• **Prompt**: Among the lines below, which ones contain the word "Raster"? Copy every such line.

• **Data for the task**:
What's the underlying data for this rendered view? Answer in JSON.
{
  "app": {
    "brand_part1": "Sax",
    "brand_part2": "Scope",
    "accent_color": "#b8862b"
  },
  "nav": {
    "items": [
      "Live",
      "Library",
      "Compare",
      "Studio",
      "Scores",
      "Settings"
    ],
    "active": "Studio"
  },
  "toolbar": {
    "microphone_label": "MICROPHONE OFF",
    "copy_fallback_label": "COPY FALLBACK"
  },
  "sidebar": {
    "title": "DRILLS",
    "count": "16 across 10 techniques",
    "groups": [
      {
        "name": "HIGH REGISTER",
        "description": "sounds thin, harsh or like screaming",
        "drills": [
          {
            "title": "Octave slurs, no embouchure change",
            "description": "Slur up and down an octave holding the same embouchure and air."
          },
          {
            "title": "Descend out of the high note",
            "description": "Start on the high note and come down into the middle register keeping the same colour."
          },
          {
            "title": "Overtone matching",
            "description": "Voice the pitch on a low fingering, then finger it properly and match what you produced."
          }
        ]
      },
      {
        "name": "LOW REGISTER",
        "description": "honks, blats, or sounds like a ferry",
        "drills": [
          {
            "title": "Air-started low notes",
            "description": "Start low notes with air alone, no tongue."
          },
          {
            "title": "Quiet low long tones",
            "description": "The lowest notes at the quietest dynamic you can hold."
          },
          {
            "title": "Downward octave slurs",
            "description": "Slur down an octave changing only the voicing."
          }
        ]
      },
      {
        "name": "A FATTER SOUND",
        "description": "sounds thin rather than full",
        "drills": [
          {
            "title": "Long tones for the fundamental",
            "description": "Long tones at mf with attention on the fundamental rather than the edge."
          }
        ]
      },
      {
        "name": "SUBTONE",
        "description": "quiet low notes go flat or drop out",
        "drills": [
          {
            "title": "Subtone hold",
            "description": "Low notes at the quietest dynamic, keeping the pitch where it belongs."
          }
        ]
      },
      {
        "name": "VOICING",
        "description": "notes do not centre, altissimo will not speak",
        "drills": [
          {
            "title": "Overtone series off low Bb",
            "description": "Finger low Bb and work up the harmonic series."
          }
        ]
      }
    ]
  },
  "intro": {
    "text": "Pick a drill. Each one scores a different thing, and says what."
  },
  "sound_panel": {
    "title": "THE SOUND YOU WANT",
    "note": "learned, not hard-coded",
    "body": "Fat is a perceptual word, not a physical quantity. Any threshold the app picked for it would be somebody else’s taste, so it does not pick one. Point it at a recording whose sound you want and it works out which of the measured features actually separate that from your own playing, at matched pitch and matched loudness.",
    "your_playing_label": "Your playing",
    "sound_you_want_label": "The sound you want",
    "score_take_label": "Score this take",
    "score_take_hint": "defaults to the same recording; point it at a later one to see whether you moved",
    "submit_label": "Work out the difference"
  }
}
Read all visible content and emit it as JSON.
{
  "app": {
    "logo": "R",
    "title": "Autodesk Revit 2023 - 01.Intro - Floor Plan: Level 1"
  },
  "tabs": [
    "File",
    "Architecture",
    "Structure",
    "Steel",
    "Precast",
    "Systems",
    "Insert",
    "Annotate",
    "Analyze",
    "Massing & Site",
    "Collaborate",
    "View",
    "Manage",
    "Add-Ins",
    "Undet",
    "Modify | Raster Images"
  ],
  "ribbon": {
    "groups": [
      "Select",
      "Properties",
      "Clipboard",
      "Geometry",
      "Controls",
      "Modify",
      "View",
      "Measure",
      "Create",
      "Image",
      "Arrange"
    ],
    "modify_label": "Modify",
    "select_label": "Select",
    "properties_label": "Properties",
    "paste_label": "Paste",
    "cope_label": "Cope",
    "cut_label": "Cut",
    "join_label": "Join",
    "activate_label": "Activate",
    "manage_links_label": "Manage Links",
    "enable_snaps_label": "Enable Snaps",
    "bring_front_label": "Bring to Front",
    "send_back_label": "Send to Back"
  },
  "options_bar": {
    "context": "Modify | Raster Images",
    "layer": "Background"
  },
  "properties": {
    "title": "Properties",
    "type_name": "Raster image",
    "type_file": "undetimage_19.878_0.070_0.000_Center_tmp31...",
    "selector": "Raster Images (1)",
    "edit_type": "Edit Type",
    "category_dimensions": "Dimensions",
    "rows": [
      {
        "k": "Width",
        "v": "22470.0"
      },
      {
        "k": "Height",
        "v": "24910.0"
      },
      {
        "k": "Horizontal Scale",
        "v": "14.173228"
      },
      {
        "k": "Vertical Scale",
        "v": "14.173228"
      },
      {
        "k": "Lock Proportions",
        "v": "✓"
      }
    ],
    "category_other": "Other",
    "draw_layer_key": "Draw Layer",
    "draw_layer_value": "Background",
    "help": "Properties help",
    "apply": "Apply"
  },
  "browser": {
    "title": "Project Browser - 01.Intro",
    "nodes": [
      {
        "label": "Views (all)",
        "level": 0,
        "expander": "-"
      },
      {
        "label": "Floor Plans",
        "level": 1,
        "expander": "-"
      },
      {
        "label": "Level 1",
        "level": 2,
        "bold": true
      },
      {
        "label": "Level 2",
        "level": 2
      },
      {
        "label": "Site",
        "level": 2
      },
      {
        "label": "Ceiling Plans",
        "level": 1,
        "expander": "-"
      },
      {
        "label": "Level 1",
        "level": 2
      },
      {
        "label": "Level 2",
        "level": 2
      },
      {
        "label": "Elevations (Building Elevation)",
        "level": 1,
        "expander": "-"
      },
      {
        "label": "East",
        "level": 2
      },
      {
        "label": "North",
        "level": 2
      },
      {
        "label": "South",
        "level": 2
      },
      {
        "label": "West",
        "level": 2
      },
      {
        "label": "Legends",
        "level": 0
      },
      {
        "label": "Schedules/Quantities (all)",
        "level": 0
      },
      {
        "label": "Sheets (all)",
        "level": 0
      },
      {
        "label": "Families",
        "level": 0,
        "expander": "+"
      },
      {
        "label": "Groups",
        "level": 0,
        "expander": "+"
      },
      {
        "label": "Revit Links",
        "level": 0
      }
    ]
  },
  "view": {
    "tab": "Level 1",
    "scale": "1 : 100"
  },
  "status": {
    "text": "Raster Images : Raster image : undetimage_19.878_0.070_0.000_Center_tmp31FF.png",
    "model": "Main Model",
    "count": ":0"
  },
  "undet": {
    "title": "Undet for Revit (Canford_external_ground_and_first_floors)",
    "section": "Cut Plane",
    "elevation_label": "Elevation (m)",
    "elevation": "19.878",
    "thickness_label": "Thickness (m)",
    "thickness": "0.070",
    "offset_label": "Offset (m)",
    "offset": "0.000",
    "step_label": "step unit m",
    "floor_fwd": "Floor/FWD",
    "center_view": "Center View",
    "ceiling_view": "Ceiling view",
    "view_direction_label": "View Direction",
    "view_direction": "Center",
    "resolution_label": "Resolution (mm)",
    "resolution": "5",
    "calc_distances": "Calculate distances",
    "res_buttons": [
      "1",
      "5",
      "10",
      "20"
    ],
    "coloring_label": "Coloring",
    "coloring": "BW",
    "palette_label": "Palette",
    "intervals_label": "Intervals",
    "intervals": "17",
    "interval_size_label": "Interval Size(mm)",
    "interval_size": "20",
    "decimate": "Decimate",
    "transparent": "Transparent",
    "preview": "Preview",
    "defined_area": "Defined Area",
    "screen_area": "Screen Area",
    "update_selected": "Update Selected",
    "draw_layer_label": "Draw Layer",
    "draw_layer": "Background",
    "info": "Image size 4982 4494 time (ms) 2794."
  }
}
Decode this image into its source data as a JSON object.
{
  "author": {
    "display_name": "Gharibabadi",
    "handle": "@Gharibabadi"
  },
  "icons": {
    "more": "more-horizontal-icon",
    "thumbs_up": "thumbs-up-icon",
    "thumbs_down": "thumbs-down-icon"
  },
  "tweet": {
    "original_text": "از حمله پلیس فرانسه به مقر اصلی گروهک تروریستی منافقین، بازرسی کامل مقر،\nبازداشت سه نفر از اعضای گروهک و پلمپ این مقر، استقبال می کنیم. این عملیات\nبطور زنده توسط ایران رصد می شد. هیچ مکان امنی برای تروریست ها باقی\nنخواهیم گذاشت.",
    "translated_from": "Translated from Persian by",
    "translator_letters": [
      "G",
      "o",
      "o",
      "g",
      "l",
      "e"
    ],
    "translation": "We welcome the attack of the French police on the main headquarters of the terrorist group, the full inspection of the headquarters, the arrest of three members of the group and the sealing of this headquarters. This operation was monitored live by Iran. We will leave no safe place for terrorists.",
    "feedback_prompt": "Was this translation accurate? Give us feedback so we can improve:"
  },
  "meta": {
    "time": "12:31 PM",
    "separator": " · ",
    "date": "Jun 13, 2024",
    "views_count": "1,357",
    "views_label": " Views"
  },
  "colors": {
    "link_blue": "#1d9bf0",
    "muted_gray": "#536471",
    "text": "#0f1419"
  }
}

• **Answer space**:
    "Modify | Raster Images"
    "context": "Modify | Raster Images",
    "type_name": "Raster image",
    "selector": "Raster Images (1)",
    "text": "Raster Images : Raster image : undetimage_19.878_0.070_0.000_Center_tmp31FF.png",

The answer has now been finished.